    This is another rehash of an argument which says we “have to” have clergy and congregations and to “just get over” our objections to them in order to be a “real” religion. It is an argument raised almost exclusively by Wiccan clergy who feel crave the status of their Christian counterparts on local interfaith councils. The other 99%+ of us aren’t having it, at all. The overwhelming majority of us have no desire to re-create “church” in any form nor to recreate another barrier or intermediary between us and the gods. We are not lost, nor spiritually deficient nor in need of “shepherds”. For the minority who do want congregational churches, best of luck, but you’ll never find me darkening your door.

  • Sam Wagar

    Thank you.

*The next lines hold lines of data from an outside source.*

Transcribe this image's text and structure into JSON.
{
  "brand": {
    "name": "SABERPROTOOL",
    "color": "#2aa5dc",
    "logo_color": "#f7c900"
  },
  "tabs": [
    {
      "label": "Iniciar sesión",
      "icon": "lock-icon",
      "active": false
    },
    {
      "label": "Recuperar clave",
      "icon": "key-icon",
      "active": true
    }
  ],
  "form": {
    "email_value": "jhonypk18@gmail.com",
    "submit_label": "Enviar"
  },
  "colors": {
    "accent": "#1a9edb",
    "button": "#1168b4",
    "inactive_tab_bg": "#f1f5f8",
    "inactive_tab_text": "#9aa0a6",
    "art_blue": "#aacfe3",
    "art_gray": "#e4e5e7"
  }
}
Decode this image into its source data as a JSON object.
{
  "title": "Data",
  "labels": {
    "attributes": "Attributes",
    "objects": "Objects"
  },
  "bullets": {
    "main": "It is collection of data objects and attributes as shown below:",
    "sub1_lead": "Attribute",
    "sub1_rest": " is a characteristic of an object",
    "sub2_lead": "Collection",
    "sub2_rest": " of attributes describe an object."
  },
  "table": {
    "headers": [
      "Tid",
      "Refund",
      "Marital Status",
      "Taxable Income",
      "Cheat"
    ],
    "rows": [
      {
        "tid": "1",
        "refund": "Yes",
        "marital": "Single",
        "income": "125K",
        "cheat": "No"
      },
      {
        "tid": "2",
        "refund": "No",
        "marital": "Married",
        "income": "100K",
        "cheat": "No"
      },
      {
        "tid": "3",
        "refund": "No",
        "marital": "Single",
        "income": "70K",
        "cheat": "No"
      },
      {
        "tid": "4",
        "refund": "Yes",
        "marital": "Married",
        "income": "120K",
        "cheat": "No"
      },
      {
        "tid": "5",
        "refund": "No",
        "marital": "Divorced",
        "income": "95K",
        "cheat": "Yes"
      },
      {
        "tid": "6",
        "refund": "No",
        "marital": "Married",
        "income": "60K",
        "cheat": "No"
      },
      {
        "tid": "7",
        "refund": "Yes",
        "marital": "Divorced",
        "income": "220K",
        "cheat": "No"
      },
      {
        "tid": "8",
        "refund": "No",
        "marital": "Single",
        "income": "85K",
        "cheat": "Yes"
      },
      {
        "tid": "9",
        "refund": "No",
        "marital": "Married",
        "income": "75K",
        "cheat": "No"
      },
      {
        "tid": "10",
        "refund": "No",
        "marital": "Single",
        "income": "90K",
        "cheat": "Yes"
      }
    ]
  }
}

I’m pretty sure that we would not be a good fit, and I am pleased that you wouldn’t make yourself miserable by visiting our temples.

    According to research by Gwendolyn Reese, published in “The Pomegranate” (16.2 – 2014, pp 150-177) issues that are connected to the lack of organized temple groups are a concern for a majority of Pagans – lack of groups(65%), access to workshops (63%), lack of upper level educational resources (59%), access to qualified clergy and leaders (58%), access to chaplaincy (52%). Sizeable minorities felt the lack of training (48%), interfaith work (46%), access to ritual space (42%), leader burnout (41%), inadequate training for pastoral and counselling responsibilities (36%), inadequate theological understanding of leaders (31%), inadequate training for ritual leadership (29%). Reese’ further article in 2017, also in “The Pomegranate” (19.1, pp 25-46) dealt in depth with leaders and clergy – both pieces used a large scale survey of American Pagans (3318 people). So, I’ll have to say that quite a few Pagans find value in the services of temple groups.

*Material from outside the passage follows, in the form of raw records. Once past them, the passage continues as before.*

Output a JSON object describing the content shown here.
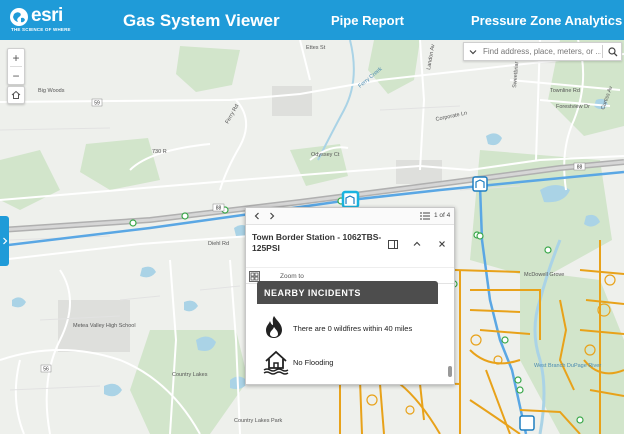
{
  "header": {
    "logo": {
      "word": "esri",
      "tagline": "THE SCIENCE OF WHERE"
    },
    "title": "Gas System Viewer",
    "nav": [
      {
        "label": "Pipe Report"
      },
      {
        "label": "Pressure Zone Analytics"
      }
    ]
  },
  "map": {
    "labels": {
      "big_woods": "Big Woods",
      "ferry_rd": "Ferry Rd",
      "odyssey_ct": "Odyssey Ct",
      "corporate_ln": "Corporate Ln",
      "ferry_creek": "Ferry Creek",
      "landon_av": "Landon Av",
      "ettes_st": "Ettes St",
      "diehl_rd": "Diehl Rd",
      "metea": "Metea Valley High School",
      "country_lakes": "Country Lakes",
      "country_lakes_park": "Country Lakes Park",
      "mcdowell_grove": "McDowell Grove",
      "west_branch": "West Branch DuPage River",
      "townline_rd": "Townline Rd",
      "forestview_dr": "Forestview Dr",
      "sweetbriar": "Sweetbriar",
      "curtiss_av": "Curtiss Av",
      "rd_730": "730 R",
      "route_88": "88",
      "route_59": "59",
      "route_56": "56"
    }
  },
  "controls": {
    "zoom_in": "+",
    "zoom_out": "−",
    "home_icon": "home-icon"
  },
  "search": {
    "placeholder": "Find address, place, meters, or ..."
  },
  "popup": {
    "page_count": "1 of 4",
    "title": "Town Border Station - 1062TBS-125PSI",
    "zoom_to": "Zoom to",
    "section_title": "NEARBY INCIDENTS",
    "incidents": [
      {
        "icon": "fire-icon",
        "text": "There are 0 wildfires within 40 miles"
      },
      {
        "icon": "flood-house-icon",
        "text": "No Flooding"
      }
    ]
  },
  "colors": {
    "header": "#1f9bd8",
    "pipe_orange": "#e8a21a",
    "pipe_blue": "#5aa7e4",
    "water": "#aad3e6",
    "vegetation": "#cfe2c8"
  }
}
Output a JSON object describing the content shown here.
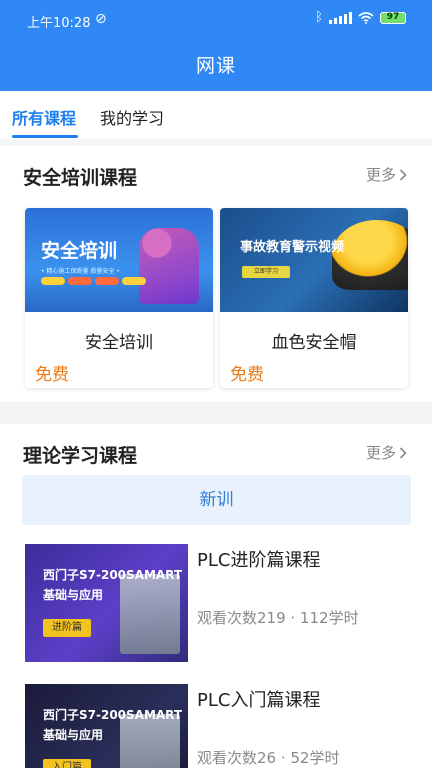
{
  "status_bar": {
    "time": "上午10:28",
    "battery": "97",
    "alarm_icon": "alarm-off-icon",
    "bluetooth_icon": "bluetooth-icon",
    "signal_icon": "signal-icon",
    "wifi_icon": "wifi-icon"
  },
  "header": {
    "title": "网课"
  },
  "tabs": [
    {
      "label": "所有课程",
      "active": true
    },
    {
      "label": "我的学习",
      "active": false
    }
  ],
  "safety_section": {
    "title": "安全培训课程",
    "more": "更多",
    "courses": [
      {
        "thumb_text": "安全培训",
        "thumb_sub": "• 精心施工保质量 质量安全 •",
        "name": "安全培训",
        "price": "免费"
      },
      {
        "thumb_text": "事故教育警示视频",
        "thumb_button": "立即学习",
        "name": "血色安全帽",
        "price": "免费"
      }
    ]
  },
  "theory_section": {
    "title": "理论学习课程",
    "more": "更多",
    "filter": "新训",
    "courses": [
      {
        "thumb_line1": "西门子S7-200SAMART",
        "thumb_line2": "基础与应用",
        "thumb_tag": "进阶篇",
        "name": "PLC进阶篇课程",
        "meta": "观看次数219 · 112学时"
      },
      {
        "thumb_line1": "西门子S7-200SAMART",
        "thumb_line2": "基础与应用",
        "thumb_tag": "入门篇",
        "name": "PLC入门篇课程",
        "meta": "观看次数26 · 52学时"
      }
    ]
  },
  "colors": {
    "primary": "#2f88f4",
    "accent_tab": "#1e7ff0",
    "price": "#f07a12",
    "filter_bg": "#e9f2fc"
  }
}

  • Ross Harty

    @Kenofken, sadly the reality of the current world, is that there are situations where national organizations need a united national body that they can consult with. Chaplainacy in the Canadian Armed Forces, Corrections Canada, and the R.C.M.P all are looking for guidelines that can be applied on a national scale, and ‘Qualified Persons of Representation’ of each religion that desire acknowledgement, and as you pointed out status as a ‘real’ recognized religion. Even on a smaller provincial level, most provinces in Canada look for provincial corporate bodies to decide who can be a marriage officiant in a religious context. These bodies are less about you or bossing you around, and more about giving context to hospitals, schools, & other public service institutions who have growing numbers of pagan employees or wards. These corporations need guidelines and a framework to process and deliver a fairly consistent service. I still appreciate the variety of smaller local religious organisations, but without these larger bodies pagans are being denied the ability to practice. I know first hand. I am a chaplain.